» **YOUR INSTRUCTIONS**:
In the material below, identify each line bearing the word "Klik". Reproduce those lines.

+ + + + +

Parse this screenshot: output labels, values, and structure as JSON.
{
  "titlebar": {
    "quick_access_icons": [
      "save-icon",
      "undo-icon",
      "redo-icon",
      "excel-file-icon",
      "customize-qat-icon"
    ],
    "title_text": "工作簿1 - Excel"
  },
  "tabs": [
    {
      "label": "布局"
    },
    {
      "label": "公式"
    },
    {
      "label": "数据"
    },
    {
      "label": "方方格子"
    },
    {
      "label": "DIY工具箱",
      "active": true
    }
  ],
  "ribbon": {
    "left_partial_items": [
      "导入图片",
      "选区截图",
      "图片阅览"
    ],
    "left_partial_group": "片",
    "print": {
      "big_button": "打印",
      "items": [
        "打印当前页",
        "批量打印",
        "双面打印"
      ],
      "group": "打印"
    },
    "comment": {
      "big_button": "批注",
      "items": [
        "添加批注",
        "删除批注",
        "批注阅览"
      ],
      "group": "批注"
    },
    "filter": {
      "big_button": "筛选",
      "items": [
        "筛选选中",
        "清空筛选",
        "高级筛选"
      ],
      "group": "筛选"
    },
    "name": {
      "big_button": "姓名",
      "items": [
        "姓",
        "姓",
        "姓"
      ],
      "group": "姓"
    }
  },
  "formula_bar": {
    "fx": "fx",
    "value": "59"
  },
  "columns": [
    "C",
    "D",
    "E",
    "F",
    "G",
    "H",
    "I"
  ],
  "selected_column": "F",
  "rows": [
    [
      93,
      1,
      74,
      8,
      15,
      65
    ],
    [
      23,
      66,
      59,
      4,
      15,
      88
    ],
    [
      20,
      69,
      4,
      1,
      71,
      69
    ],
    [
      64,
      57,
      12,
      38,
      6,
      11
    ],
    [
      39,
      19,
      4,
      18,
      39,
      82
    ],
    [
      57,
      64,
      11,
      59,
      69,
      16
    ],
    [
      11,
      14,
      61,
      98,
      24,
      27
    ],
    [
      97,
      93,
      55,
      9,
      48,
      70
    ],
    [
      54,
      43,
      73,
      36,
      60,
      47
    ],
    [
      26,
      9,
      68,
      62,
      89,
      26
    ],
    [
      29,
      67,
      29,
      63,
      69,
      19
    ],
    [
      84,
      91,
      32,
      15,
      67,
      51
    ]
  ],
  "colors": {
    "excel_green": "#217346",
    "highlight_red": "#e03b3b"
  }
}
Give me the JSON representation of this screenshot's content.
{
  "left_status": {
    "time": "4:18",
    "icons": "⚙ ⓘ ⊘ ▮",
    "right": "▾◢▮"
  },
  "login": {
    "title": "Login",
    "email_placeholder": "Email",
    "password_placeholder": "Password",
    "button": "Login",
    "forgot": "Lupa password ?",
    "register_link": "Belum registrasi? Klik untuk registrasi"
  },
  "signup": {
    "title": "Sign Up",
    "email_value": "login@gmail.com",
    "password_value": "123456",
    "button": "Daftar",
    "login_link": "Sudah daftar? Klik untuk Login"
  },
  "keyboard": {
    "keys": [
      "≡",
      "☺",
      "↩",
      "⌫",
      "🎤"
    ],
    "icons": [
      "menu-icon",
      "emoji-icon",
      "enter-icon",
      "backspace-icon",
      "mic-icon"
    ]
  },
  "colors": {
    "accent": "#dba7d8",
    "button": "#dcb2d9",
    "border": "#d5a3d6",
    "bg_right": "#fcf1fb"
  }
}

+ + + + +

» **REPLY TO THE TASK**:
    "register_link": "Belum registrasi? Klik untuk registrasi"
    "login_link": "Sudah daftar? Klik untuk Login"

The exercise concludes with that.